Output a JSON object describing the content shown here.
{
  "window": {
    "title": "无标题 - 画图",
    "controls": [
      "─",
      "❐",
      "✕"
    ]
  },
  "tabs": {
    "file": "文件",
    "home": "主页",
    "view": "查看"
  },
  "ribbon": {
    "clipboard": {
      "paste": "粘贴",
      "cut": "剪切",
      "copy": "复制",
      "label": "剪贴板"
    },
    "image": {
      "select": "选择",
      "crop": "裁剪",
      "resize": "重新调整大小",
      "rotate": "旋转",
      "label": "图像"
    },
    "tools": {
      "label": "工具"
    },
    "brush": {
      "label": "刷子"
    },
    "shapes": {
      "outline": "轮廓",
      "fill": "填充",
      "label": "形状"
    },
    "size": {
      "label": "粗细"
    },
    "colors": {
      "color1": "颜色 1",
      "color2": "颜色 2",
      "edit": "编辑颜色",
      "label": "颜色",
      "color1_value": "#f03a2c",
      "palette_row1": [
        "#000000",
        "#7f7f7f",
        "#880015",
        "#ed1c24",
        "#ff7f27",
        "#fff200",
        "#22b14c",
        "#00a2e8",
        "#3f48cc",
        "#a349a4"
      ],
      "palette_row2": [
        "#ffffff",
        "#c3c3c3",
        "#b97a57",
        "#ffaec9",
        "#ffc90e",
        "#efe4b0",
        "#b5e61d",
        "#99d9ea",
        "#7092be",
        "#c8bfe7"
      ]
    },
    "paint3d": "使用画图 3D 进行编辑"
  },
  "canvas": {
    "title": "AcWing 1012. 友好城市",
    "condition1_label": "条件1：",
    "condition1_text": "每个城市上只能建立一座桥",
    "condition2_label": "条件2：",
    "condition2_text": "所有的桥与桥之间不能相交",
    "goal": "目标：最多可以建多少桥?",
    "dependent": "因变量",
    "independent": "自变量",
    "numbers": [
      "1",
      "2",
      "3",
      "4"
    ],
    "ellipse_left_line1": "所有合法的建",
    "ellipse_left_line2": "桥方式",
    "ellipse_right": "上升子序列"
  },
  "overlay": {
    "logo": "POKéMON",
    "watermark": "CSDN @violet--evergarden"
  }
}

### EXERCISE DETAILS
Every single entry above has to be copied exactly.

### TASK ANSWER
Output a JSON object describing the content shown here.
{
  "window": {
    "title": "无标题 - 画图",
    "controls": [
      "─",
      "❐",
      "✕"
    ]
  },
  "tabs": {
    "file": "文件",
    "home": "主页",
    "view": "查看"
  },
  "ribbon": {
    "clipboard": {
      "paste": "粘贴",
      "cut": "剪切",
      "copy": "复制",
      "label": "剪贴板"
    },
    "image": {
      "select": "选择",
      "crop": "裁剪",
      "resize": "重新调整大小",
      "rotate": "旋转",
      "label": "图像"
    },
    "tools": {
      "label": "工具"
    },
    "brush": {
      "label": "刷子"
    },
    "shapes": {
      "outline": "轮廓",
      "fill": "填充",
      "label": "形状"
    },
    "size": {
      "label": "粗细"
    },
    "colors": {
      "color1": "颜色 1",
      "color2": "颜色 2",
      "edit": "编辑颜色",
      "label": "颜色",
      "color1_value": "#f03a2c",
      "palette_row1": [
        "#000000",
        "#7f7f7f",
        "#880015",
        "#ed1c24",
        "#ff7f27",
        "#fff200",
        "#22b14c",
        "#00a2e8",
        "#3f48cc",
        "#a349a4"
      ],
      "palette_row2": [
        "#ffffff",
        "#c3c3c3",
        "#b97a57",
        "#ffaec9",
        "#ffc90e",
        "#efe4b0",
        "#b5e61d",
        "#99d9ea",
        "#7092be",
        "#c8bfe7"
      ]
    },
    "paint3d": "使用画图 3D 进行编辑"
  },
  "canvas": {
    "title": "AcWing 1012. 友好城市",
    "condition1_label": "条件1：",
    "condition1_text": "每个城市上只能建立一座桥",
    "condition2_label": "条件2：",
    "condition2_text": "所有的桥与桥之间不能相交",
    "goal": "目标：最多可以建多少桥?",
    "dependent": "因变量",
    "independent": "自变量",
    "numbers": [
      "1",
      "2",
      "3",
      "4"
    ],
    "ellipse_left_line1": "所有合法的建",
    "ellipse_left_line2": "桥方式",
    "ellipse_right": "上升子序列"
  },
  "overlay": {
    "logo": "POKéMON",
    "watermark": "CSDN @violet--evergarden"
  }
}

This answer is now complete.